Common Metrics

Impact Factor
The Impact Factor is defined as the average number of times that articles published in the journal in the past two years have been cited in the current year. For example, a journal with an Impact Factor of 30 in 2012 means that the articles published in 2010 or 2011 have each been cited on average 30 times in 2012.

SCImago Journal Rank (SJR)
The SJR is based on a number of citations received by number of articles published calculation which covers three years. However, the citations are weighted depending on the prestige and subject area of the journal. For example, citations from a journal with high prestige in its field have a high value and citations in a subject area where there are abundant citations such as medicine have a low value.

Source-Normalized Impact per Paper (SNIP)
The SNIP is calculated by dividing the underlying citations received by number of articles published figure by the Citation Potential of the subject area. The Citation Potential is essentially the likelihood of being cited, for example, a subject area with a high likelihood of being cited such as life sciences will have a high Citation Potential and a subject area with a low likelihood of being cited such as history will have a low Citation Potential.

Eigenfactor
The Eigenfactor is similar to the SJR because citations recieved are weighted by the prestige of the citing journal. However, the Eigenfactor is calculated using Web of Science rather than Scopus data, self-citations are excluded, and citations are counted over five years not three years.

Article Influence Score
The Article Influence Score is the average influence of a journal’s articles. It is basically calculated by dividing the Eigenfactor Score by the number of articles in the journal (mathematically adjusted so it is comparable with other journals).

Sources

Journal Citation Reports (JCR)
The Impact Factor, Eignefactor and Article Influence Score are calculated using the JCR which is produced using data from the Web of Science. The JCR contains information on over 10,000 journals but the coverage of non-English language titles is limited.
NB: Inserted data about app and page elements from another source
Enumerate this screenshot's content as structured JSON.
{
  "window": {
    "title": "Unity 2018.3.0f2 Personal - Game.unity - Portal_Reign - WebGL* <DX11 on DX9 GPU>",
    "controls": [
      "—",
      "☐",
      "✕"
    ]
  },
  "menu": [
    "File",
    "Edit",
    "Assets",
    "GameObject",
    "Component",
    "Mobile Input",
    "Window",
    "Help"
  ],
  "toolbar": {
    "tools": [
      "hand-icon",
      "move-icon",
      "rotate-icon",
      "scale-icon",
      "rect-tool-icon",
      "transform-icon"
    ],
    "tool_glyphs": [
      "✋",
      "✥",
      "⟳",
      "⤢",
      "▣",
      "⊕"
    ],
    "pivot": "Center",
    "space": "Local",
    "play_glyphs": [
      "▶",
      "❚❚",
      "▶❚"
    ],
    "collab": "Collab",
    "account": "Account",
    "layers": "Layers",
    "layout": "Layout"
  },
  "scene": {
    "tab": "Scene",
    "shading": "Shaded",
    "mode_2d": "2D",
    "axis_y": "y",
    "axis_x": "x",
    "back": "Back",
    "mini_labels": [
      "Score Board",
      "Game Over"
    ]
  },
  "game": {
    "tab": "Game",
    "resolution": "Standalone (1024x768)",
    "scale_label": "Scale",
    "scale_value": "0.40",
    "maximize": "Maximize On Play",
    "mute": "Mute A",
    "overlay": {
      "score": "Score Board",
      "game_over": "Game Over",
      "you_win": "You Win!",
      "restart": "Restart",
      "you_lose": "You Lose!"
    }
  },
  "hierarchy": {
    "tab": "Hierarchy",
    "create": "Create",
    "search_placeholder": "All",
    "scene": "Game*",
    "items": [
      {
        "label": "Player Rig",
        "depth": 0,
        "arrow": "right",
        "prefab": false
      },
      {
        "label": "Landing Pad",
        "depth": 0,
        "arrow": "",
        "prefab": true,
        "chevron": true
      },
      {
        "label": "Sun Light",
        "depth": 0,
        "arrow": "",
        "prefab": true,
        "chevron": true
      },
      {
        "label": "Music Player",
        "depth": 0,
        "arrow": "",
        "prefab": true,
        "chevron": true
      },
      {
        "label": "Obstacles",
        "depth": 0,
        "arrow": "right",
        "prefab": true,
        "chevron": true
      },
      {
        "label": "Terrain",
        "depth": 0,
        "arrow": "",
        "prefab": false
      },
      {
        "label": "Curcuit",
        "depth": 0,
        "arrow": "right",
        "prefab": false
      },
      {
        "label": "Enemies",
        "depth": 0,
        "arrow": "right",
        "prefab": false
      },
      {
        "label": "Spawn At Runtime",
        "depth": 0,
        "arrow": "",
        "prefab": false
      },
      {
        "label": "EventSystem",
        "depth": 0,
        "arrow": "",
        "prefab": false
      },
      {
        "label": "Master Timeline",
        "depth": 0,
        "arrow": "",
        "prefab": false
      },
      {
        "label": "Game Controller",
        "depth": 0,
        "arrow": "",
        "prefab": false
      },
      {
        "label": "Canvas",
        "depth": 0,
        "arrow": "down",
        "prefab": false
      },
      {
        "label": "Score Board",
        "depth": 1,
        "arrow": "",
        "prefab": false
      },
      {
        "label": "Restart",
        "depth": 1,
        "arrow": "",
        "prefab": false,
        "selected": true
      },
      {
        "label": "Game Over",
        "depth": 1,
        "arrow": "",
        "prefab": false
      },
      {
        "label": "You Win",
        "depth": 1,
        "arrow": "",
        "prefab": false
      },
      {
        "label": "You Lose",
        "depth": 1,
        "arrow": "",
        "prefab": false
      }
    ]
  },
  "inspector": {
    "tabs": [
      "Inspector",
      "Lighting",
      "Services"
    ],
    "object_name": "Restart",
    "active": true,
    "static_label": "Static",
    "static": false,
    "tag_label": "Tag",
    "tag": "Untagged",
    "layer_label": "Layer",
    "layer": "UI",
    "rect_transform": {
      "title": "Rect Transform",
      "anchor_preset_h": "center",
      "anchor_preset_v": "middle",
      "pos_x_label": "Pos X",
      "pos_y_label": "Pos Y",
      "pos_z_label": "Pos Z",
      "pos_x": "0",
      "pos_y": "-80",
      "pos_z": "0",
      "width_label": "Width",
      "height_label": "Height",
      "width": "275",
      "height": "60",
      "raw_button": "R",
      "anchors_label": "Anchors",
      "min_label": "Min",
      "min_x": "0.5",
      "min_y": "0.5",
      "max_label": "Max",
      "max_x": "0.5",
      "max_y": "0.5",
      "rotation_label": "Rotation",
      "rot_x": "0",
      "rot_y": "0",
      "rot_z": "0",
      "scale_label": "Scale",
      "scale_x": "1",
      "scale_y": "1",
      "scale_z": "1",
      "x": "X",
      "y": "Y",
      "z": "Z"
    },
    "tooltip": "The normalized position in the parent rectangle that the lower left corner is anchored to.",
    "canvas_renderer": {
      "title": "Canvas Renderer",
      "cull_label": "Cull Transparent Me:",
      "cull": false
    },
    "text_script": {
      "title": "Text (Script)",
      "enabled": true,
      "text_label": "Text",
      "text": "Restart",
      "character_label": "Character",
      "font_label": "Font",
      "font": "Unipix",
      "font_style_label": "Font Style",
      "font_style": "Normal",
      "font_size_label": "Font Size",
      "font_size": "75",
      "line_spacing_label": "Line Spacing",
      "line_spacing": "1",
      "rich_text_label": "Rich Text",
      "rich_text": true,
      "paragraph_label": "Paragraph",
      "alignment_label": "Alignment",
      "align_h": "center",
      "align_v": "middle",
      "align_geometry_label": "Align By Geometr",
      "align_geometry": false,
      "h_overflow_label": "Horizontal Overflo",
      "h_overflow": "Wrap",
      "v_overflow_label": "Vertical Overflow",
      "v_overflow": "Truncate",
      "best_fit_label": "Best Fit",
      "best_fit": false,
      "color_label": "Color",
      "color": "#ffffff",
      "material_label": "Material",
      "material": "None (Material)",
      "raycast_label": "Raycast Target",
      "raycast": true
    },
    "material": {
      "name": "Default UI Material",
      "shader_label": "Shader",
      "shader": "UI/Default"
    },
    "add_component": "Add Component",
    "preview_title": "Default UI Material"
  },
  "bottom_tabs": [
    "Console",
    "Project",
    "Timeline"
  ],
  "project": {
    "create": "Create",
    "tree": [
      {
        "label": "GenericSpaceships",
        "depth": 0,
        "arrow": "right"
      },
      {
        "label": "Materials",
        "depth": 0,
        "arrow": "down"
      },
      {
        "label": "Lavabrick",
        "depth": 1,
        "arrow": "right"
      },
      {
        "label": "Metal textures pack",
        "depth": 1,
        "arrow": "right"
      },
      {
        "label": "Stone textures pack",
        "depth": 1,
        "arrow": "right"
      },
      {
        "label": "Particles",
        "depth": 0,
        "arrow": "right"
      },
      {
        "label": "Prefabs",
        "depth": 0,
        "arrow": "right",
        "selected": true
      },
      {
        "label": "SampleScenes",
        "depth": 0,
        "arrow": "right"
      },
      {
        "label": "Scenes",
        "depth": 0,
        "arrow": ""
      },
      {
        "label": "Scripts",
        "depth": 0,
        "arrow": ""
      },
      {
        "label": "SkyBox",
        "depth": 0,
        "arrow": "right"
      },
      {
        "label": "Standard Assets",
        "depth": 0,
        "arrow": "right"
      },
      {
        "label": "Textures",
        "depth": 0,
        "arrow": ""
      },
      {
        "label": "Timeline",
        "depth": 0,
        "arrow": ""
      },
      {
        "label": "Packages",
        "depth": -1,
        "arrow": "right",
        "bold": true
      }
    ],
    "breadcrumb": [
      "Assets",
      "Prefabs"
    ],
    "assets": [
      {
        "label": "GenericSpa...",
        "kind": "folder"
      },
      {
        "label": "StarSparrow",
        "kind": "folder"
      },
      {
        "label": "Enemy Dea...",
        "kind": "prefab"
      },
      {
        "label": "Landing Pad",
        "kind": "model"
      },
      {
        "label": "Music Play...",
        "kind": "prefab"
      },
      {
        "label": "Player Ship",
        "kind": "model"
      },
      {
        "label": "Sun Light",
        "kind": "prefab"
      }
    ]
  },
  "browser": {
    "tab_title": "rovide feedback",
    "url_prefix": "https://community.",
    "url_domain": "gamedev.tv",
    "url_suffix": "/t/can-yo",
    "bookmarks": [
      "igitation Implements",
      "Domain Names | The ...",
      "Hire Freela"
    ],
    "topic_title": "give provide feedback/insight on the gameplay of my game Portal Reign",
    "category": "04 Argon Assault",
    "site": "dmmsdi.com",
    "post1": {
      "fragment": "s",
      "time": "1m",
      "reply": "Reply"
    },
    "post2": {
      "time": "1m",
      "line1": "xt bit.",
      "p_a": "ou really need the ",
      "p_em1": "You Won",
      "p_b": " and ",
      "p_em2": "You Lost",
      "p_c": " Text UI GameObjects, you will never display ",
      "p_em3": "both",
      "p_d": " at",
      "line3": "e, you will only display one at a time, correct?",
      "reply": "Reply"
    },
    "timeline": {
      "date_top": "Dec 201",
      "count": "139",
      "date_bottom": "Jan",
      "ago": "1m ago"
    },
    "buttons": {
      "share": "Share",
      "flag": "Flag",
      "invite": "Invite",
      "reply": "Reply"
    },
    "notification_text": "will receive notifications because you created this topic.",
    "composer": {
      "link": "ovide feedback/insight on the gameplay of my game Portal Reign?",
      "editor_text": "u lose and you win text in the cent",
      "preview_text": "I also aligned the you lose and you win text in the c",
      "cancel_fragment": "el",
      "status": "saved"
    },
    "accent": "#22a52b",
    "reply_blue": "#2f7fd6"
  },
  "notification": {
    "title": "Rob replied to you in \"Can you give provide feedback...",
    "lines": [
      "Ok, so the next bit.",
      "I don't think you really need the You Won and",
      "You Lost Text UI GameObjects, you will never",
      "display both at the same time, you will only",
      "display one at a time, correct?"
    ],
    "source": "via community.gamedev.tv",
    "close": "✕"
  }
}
Scopus
Scopus is used to calculate the SJR and SNIP. It covers over 20,000 journal titles and 6 million conference papers and has better coverage of the social sciences and non-English language titles from Europe than the JCR.